This observation is hardly profound. There was already little doubt that M.F.K. Fisher the protagonist differed significantly from M.F.K. Fisher the person. It would be hard for any reader of Fisher to believe that she was at once as naive and as worldly as she comes across in her writing. Moreover, such conceits are part of autobiography, and in fact, the writer herself acknowledged this. In a letter to her psychiatrist in 1950, she wondered, "Do I marry M.F.K. Fisher and retire with him-her-it to an ivory tower and turn out yearly masterpieces of unimportant prose?" So while belaboring the fact that there are two Fishers, what Poet of the Appetites does not do well is explore the meaning of the relationship between them. The reader is left largely on her own to discern the discrepancies between the life of Mary Frances and the "gastronomical she," and entirely on her own to discern their significance. Despite Reardon's apparently extensive access to her subject and to those who knew her well, she has little to show for it. In fact, Poet of the Appetites deals rather scantily with the relationship between Fisher and her writing, except to quote Fisher's journals and letters on the subject. (As it happens, the published collection of Fisher's letters does contain a note to Reardon, dating from the time when she was working on her book M.F.K. Fisher, Julia Child, and Alice Waters: Celebrating the Pleasures of the Table. In it, Fisher thanks Reardon for her "instinctive need to walk in a gingerly way." She continues: "Please understand that I trust your taste always." One must wonder if it was this discretion, along with her obvious admiration of Fisher, that kept Reardon from doing more close work on her subject.)

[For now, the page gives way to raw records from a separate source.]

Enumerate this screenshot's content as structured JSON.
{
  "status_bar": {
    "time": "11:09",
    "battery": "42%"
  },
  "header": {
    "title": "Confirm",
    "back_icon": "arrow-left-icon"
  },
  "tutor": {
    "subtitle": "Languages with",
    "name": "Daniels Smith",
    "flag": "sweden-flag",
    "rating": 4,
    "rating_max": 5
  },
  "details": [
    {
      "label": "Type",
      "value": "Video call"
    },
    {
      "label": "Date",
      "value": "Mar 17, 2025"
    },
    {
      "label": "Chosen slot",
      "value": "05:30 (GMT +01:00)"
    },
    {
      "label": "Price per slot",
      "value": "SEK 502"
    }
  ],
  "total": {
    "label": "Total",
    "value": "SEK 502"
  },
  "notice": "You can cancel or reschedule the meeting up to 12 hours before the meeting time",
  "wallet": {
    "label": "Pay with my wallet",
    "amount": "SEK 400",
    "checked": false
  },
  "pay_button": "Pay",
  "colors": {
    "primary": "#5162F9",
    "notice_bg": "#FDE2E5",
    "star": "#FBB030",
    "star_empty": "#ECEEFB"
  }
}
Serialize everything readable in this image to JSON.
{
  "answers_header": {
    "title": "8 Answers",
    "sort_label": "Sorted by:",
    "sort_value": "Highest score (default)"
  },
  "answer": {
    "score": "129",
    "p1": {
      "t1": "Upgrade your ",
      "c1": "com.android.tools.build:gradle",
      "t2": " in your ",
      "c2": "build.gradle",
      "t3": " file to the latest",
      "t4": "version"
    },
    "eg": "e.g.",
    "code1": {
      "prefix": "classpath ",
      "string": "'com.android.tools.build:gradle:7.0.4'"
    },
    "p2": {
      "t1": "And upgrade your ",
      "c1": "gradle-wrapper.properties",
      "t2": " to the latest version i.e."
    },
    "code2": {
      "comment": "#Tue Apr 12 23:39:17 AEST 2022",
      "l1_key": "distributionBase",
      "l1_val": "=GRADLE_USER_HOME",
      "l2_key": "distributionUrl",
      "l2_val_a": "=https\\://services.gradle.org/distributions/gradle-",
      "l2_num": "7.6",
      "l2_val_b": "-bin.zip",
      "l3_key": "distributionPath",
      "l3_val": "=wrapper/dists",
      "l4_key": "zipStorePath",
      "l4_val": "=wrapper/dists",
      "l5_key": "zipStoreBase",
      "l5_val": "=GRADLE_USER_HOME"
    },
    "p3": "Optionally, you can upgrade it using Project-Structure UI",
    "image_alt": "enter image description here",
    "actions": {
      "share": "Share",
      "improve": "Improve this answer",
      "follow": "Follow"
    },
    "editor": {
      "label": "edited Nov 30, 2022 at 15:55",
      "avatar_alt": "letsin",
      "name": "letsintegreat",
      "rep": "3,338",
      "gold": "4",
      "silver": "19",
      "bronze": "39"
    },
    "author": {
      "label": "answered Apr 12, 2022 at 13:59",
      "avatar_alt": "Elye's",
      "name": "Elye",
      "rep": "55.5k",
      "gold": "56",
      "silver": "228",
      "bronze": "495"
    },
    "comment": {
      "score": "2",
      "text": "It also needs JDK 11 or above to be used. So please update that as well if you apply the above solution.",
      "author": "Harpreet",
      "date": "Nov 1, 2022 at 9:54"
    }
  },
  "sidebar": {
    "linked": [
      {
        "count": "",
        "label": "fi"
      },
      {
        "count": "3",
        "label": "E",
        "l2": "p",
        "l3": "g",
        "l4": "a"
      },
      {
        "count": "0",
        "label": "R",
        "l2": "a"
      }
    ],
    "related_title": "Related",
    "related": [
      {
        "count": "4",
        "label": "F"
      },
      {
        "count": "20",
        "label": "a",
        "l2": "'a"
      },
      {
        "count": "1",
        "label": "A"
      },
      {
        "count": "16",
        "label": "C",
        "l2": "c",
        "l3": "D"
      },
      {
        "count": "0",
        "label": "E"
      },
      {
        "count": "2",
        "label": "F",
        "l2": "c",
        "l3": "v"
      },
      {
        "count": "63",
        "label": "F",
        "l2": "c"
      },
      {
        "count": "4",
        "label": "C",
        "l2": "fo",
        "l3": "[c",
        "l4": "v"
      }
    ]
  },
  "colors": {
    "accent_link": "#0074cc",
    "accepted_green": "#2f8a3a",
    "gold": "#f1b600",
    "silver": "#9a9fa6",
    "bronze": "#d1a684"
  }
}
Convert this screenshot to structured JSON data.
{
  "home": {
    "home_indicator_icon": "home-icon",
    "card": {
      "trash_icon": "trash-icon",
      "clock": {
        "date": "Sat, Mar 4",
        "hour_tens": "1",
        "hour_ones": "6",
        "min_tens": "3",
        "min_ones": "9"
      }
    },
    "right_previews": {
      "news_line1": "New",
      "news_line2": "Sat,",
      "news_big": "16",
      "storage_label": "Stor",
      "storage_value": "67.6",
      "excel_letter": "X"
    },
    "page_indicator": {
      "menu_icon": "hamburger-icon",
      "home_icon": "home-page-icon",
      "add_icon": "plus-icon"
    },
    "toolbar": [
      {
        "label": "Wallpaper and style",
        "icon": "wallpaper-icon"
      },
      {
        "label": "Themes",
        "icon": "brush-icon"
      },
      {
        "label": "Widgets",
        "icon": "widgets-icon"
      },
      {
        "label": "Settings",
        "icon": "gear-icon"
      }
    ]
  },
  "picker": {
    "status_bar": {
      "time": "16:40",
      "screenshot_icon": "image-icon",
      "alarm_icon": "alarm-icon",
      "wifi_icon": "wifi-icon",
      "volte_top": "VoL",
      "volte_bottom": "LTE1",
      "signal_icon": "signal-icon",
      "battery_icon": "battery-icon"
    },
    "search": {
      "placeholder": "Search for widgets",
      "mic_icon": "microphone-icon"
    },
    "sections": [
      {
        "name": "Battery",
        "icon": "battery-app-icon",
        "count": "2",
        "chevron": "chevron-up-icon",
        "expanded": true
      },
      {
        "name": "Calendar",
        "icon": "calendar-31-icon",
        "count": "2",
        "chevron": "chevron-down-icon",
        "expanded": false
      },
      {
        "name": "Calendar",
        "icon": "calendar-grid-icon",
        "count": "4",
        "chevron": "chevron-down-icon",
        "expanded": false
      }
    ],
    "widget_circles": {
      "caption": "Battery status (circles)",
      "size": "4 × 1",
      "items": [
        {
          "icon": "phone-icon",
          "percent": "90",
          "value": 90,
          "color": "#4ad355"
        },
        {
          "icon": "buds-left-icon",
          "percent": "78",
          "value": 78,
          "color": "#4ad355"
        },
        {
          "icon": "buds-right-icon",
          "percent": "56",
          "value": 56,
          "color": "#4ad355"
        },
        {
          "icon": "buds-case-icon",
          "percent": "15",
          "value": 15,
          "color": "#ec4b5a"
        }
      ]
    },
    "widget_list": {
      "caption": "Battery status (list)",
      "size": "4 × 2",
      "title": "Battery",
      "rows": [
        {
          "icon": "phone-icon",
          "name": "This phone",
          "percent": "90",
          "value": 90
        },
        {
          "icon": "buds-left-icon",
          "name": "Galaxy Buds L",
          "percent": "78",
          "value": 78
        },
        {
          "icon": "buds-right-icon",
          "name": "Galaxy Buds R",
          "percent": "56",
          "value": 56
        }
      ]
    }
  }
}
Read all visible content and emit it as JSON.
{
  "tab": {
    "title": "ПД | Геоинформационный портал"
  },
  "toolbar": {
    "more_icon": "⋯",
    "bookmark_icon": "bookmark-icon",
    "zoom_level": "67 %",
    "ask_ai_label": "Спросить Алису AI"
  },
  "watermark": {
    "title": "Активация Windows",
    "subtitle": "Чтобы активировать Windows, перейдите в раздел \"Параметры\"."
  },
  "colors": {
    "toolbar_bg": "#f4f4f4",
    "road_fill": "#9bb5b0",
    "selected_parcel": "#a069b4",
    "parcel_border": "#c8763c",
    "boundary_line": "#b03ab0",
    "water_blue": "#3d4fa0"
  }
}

This is not to say that Poet of the Appetites fails as biography. It is just somewhat slight and should not be read without having first digested Fisher's own work. The book elucidates many events in Fisher's life that most of her readers would not be familiar with. It is informative and, usually, interesting. But it is not as interesting to read Reardon writing about Fisher as it is to read Fisher writing about herselfˇmythological as that self may be. After finishing Poet of the Appetites, one is left knowing more about the seductive M.F.K. Fisher, but not really knowing her any better.
Brian Thomas Gallagher has written for Vanity Fair, The Nation, and Vice. He is currently senior editor of Topic.